If information is really being consumed this way, then this leaves me with lots of questions to ask.

    1) Is my cocoon hindering my intellectual progress, creating massive blindspots preventing me from ever hearing out the 14-year old Indonesian boy who has something genius to say?

  1. Is this really even a cocoon? Maybe its the opposite of a cocoon. Maybe I am utilizing technologies that aggregrate information drawn from a very wide net.

  2. Am I quickly just becoming a passive node that is receiving and transmitting information to the next person?

  3. And finally, is the Internet the best thing we've ever had to work with? Or does it harbor the delibitating connotations of a cocoon?

I would like to answer these questions by taking a step back from the “cocoon” metaphor. Might we view everything that is resonant and meaningful to an individual, as a product of that human spinning cocoons on a daily basis, not just on the Internet? There is a huge field of literature devoted to explaining the way humans filter out all kinds of sense data in their lives in order to create meaningful and coherent worlds for themselves. It's an instinct that we can't help if we want to be human.

As to the question of is it good/bad that we are filtering out many other worlds in the process of creating a world or two. Who am I to judge? I tend to put a high premium on cross-pollinating my learning experience. That is why I write a blog solely devoted to idea of dialogue, by the way.
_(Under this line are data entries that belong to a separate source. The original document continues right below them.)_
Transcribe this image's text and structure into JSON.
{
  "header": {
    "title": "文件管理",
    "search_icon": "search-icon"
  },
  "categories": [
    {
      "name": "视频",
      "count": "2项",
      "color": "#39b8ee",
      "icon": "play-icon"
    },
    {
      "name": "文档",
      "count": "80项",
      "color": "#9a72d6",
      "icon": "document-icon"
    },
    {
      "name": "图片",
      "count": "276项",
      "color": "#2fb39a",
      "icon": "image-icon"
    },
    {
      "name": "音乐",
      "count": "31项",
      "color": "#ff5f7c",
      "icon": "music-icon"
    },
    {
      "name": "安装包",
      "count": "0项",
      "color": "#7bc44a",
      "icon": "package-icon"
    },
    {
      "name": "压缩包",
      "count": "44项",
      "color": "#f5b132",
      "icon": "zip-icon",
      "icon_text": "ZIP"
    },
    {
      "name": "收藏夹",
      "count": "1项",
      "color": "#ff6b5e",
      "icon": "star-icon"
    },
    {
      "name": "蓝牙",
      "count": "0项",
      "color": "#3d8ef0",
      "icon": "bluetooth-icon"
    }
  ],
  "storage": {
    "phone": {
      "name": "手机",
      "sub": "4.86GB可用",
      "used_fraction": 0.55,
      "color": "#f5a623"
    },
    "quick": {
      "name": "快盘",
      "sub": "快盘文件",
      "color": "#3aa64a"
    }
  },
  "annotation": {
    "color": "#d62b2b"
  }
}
All I can really say is that the more I attempt traverse geography, culture and class in my readings, the more unlikely it is that I will be lulled to sleep by a particular discourse. If you don't actively take steps to design your own world, which I'm sure is a fantastic one, by the way – a world will be afforded to you.

And by all means, don't forget to link your world to this blog.